## TASK INSTRUCTIONS
In the entries below, every line that contains "SanDisk" must be located and copied.

## SUPPLIED DATA
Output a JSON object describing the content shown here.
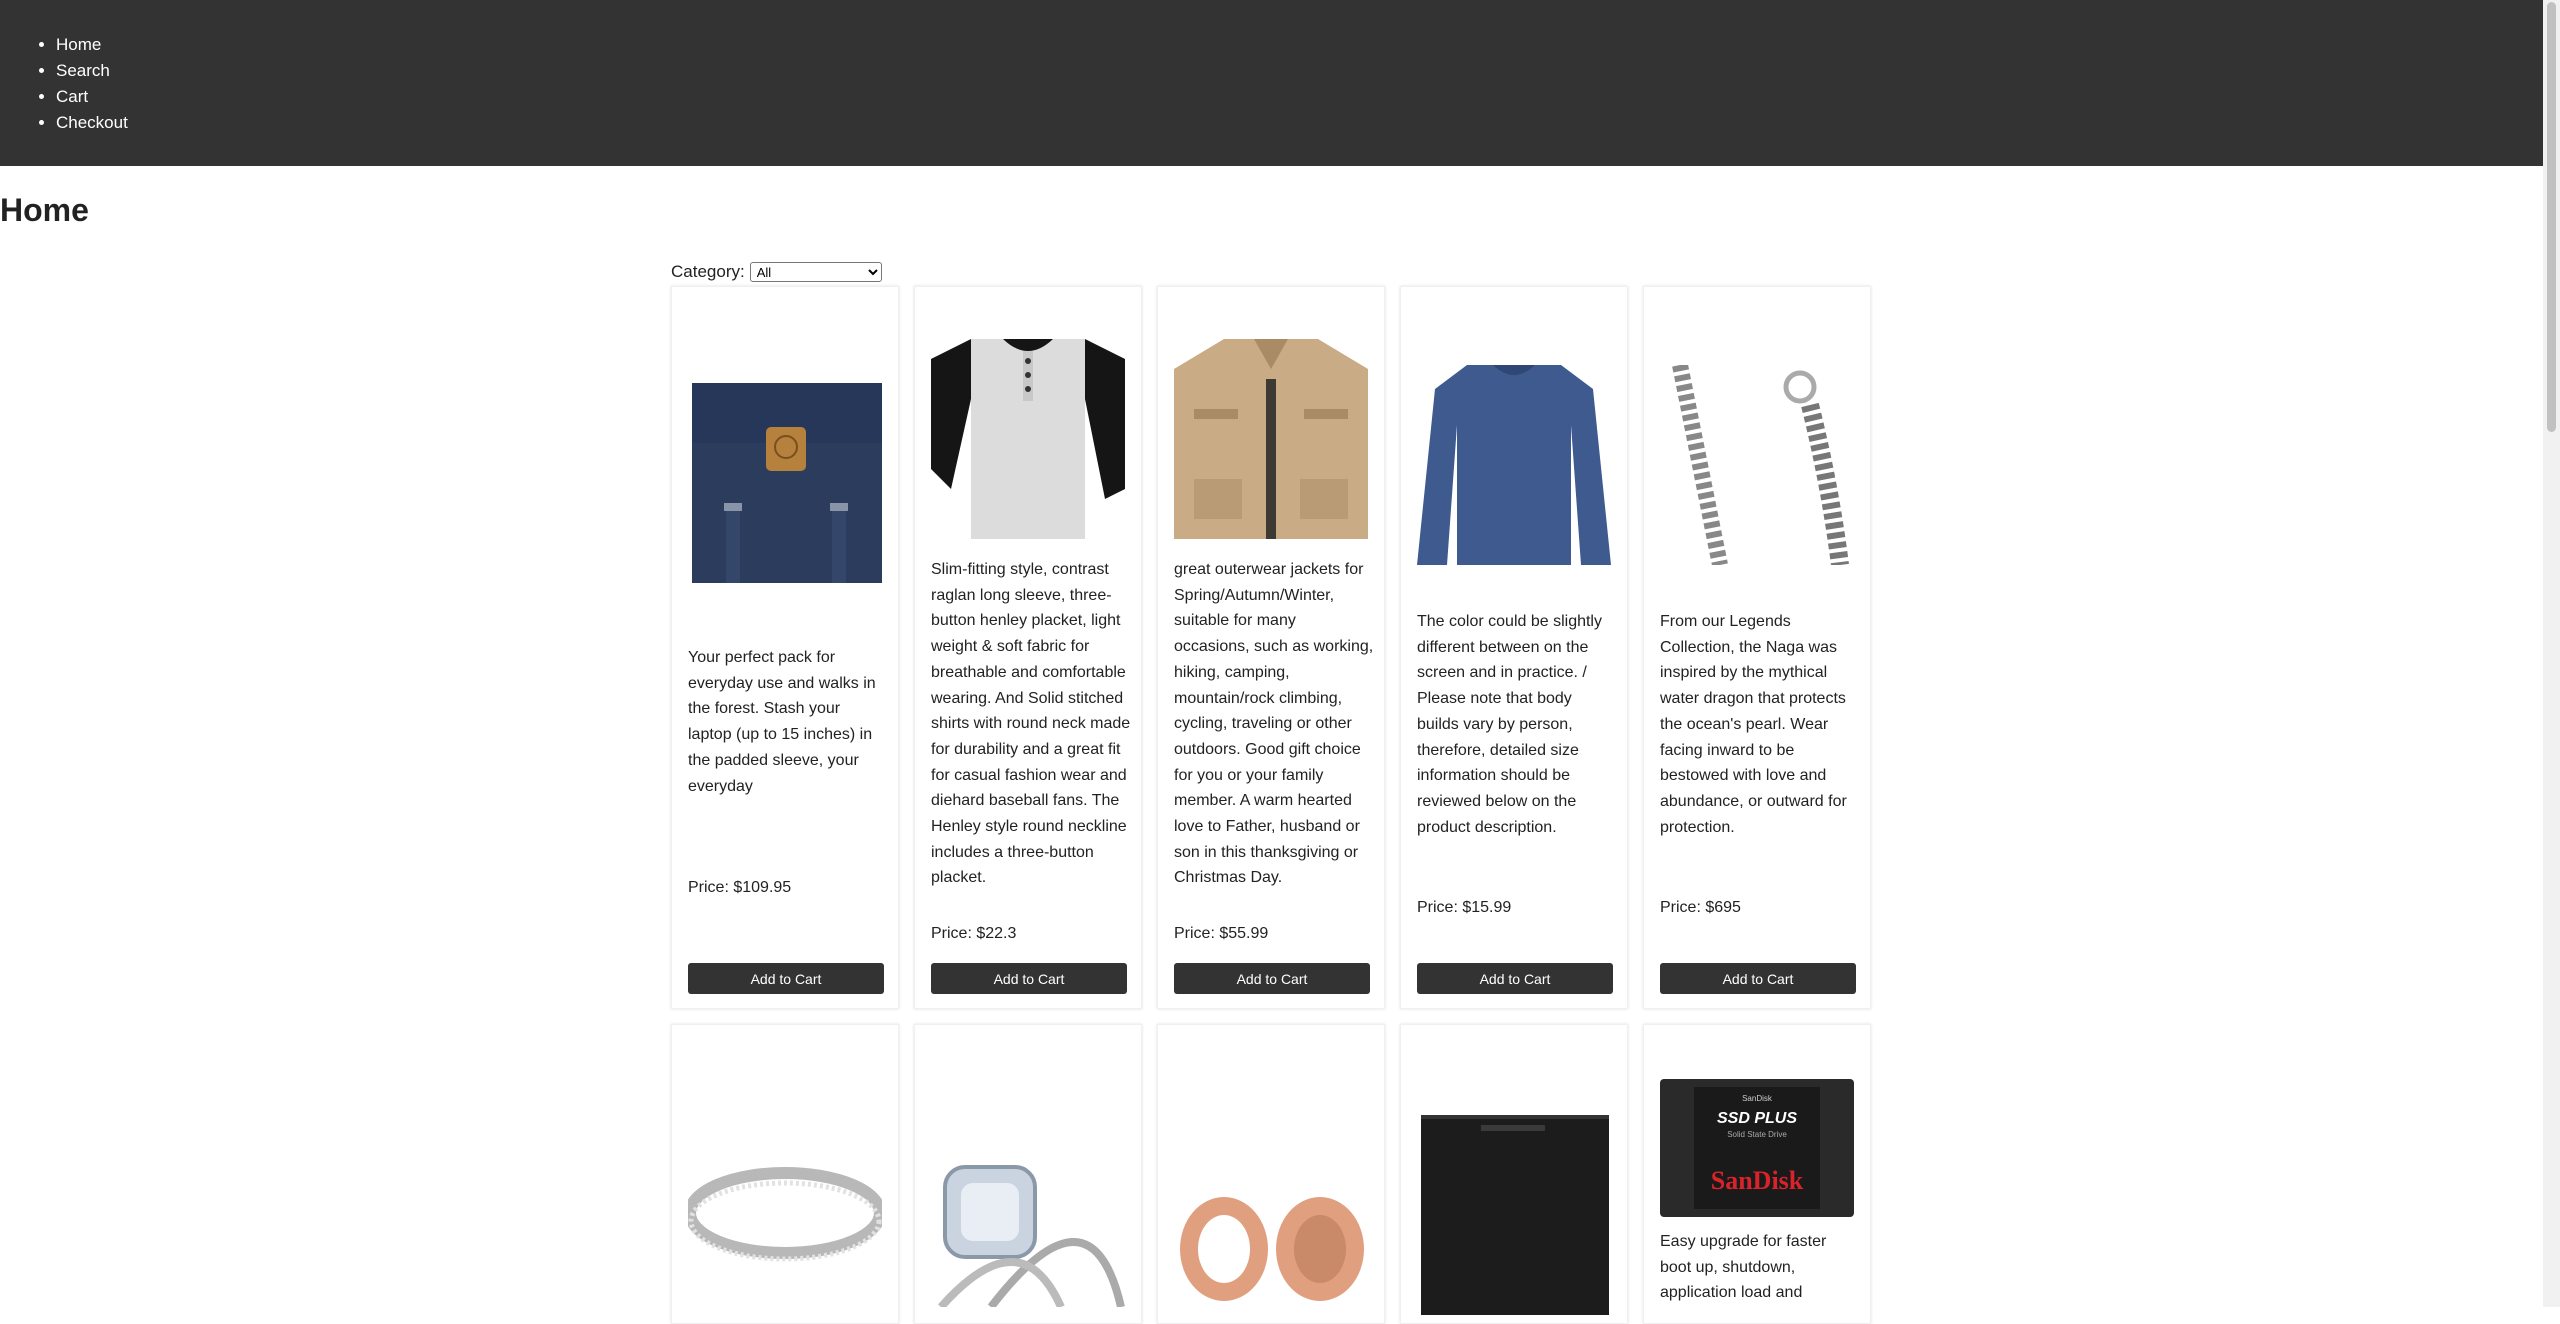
{
  "nav": {
    "items": [
      {
        "label": "Home"
      },
      {
        "label": "Search"
      },
      {
        "label": "Cart"
      },
      {
        "label": "Checkout"
      }
    ]
  },
  "page": {
    "title": "Home"
  },
  "filter": {
    "label": "Category:",
    "selected": "All"
  },
  "products": [
    {
      "description": "Your perfect pack for everyday use and walks in the forest. Stash your laptop (up to 15 inches) in the padded sleeve, your everyday",
      "price": "Price: $109.95",
      "button": "Add to Cart",
      "icon": "backpack-image"
    },
    {
      "description": "Slim-fitting style, contrast raglan long sleeve, three-button henley placket, light weight & soft fabric for breathable and comfortable wearing. And Solid stitched shirts with round neck made for durability and a great fit for casual fashion wear and diehard baseball fans. The Henley style round neckline includes a three-button placket.",
      "price": "Price: $22.3",
      "button": "Add to Cart",
      "icon": "henley-shirt-image"
    },
    {
      "description": "great outerwear jackets for Spring/Autumn/Winter, suitable for many occasions, such as working, hiking, camping, mountain/rock climbing, cycling, traveling or other outdoors. Good gift choice for you or your family member. A warm hearted love to Father, husband or son in this thanksgiving or Christmas Day.",
      "price": "Price: $55.99",
      "button": "Add to Cart",
      "icon": "jacket-image"
    },
    {
      "description": "The color could be slightly different between on the screen and in practice. / Please note that body builds vary by person, therefore, detailed size information should be reviewed below on the product description.",
      "price": "Price: $15.99",
      "button": "Add to Cart",
      "icon": "long-sleeve-shirt-image"
    },
    {
      "description": "From our Legends Collection, the Naga was inspired by the mythical water dragon that protects the ocean's pearl. Wear facing inward to be bestowed with love and abundance, or outward for protection.",
      "price": "Price: $695",
      "button": "Add to Cart",
      "icon": "chain-bracelet-image"
    },
    {
      "description": "",
      "price": "",
      "button": "",
      "icon": "band-ring-image"
    },
    {
      "description": "",
      "price": "",
      "button": "",
      "icon": "engagement-ring-image"
    },
    {
      "description": "",
      "price": "",
      "button": "",
      "icon": "ear-plugs-image"
    },
    {
      "description": "",
      "price": "",
      "button": "",
      "icon": "hard-drive-image"
    },
    {
      "description": "Easy upgrade for faster boot up, shutdown, application load and",
      "price": "",
      "button": "",
      "icon": "ssd-image",
      "ssd_brand_top": "SanDisk",
      "ssd_model": "SSD PLUS",
      "ssd_sub": "Solid State Drive",
      "ssd_brand": "SanDisk"
    }
  ],
  "colors": {
    "topbar": "#333333",
    "button": "#333333"
  }
}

## ANSWER TO THE PROBLEM
      "ssd_brand_top": "SanDisk",
      "ssd_brand": "SanDisk"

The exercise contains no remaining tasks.